In several of the countries, governments had expressed concerns and discomfort about the unusually large financial footprint that Republic Bank would have after it gobbles up Scotiabank’s assets, saying that Scotiabank now has cartel-like control and dominance of local banking markets.
In the case of Guyana, where it has several branches, authorities expressed deep reservation that Republic will soon have control of over 51 percent of the market, up from 35.4 percent of national banking assets and 36.8 percent of deposits after the acquisition in the coming months.
“The Scotiabank decision, which is made when Guyana’s economy is on the cusp of financial transformation with the onset of a massive new oil and gas sector, raises concerns and is regretted,” the Ministry of Finance said. “The effect on competition and the potential for Republic Bank to have too much influence on the pricing of banking products and rates, issues related to correspondent banking options and loss of jobs as a result of Republic Bank consolidating branches were other concerns.”
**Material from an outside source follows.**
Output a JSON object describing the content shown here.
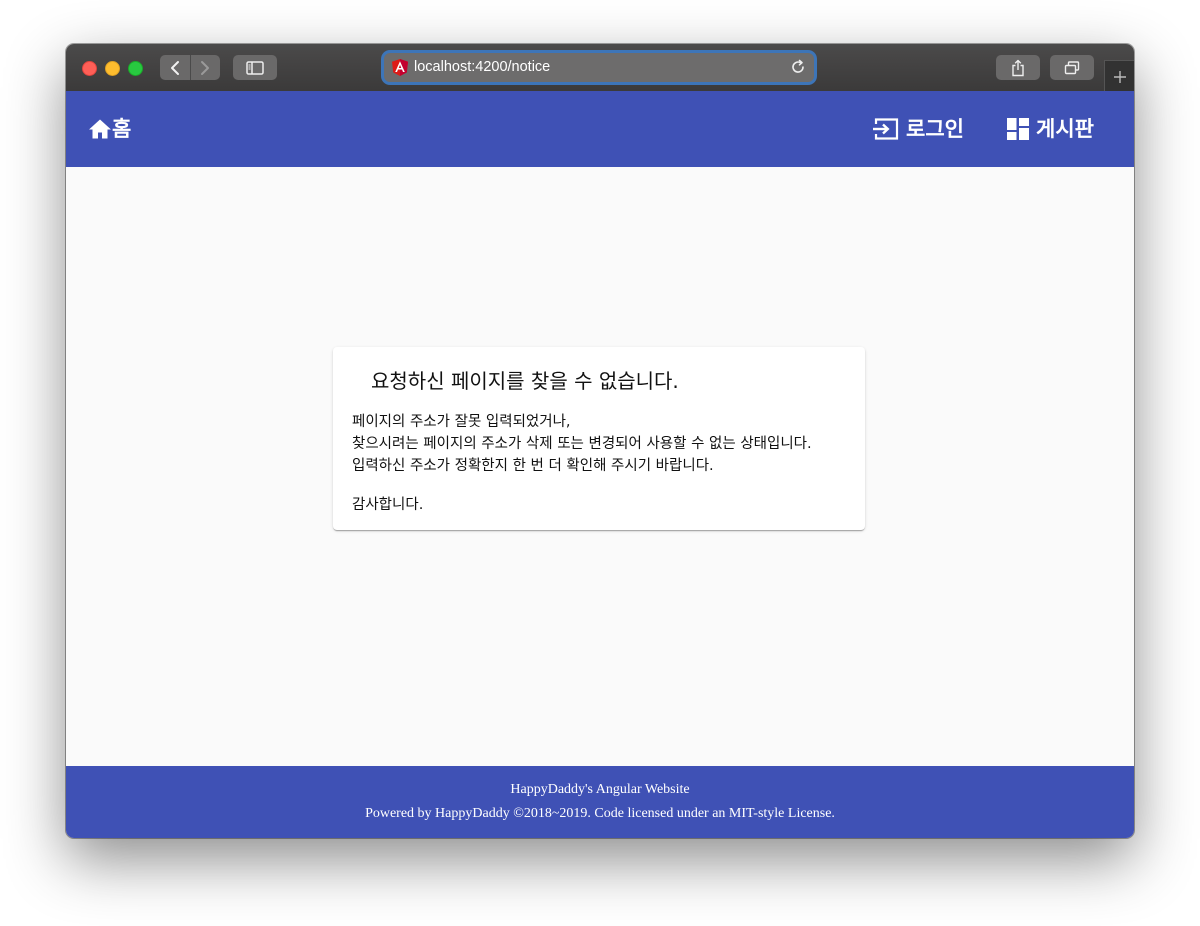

As it relates to Antigua, the administration of Prime Minister Gaston Browne is demanding that Scotiabank sell its assets to a local bank because the spinoff effects would be good for the economy and ordinary citizens alike.
The bank has strongly resisted, contending that the sale is a private transaction and that it is free to choose a buyer rather than to be dictated to by any government.
This past weekend, Browne explicitly warned about the strong possibility of compulsory acquisition of banking assets on top of previous warning that he would refuse to sign legal documents vesting Scotiabank to Republic. The Antigua Observer newspaper reported that Browne is insisting that the plan to sell to the Trinidad firm be revisited. The two sides are slated to hold a meeting in Antigua this week at the demand of the prime minister.
“We are using that vesting order to literally negotiate a position in which the local entities should be given a first preference,” said Browne. “And, as I said earlier, we also have the option of compulsory acquisition if they choose to fight us. Our indigenous banks need to get larger, and if we can get the Scotia assets, let’s say for example, if you can consolidate the Scotia assets with maybe ACB Antigua Commercial Bank, then ACB will become more bankable in terms of correspondent banking. In terms of national interest, there are many benefits to the country, and I believe that we can make the arguments that we can compulsorily acquire the branch here in the public interest.”
Browne pledged that if the government acquires the bank, its owners will get a fair payment for it. “That is an option that we would have to discuss with them because they must understand that they can’t run roughshod over us because they can’t do that to the government of Canada,” he said. “My dear friend Justin Trudeau would not allow them to do that.”
He added, “We are just a practical government that is taking the necessary decisions to protect the interest of the state and to make sure that we have an economic model that works for us and a model that repatriates most of the profits that are generated in the country.”
In some of the very small islands with tiny banking sectors, the issue appears not to be a problem, as is the case in the more active ones.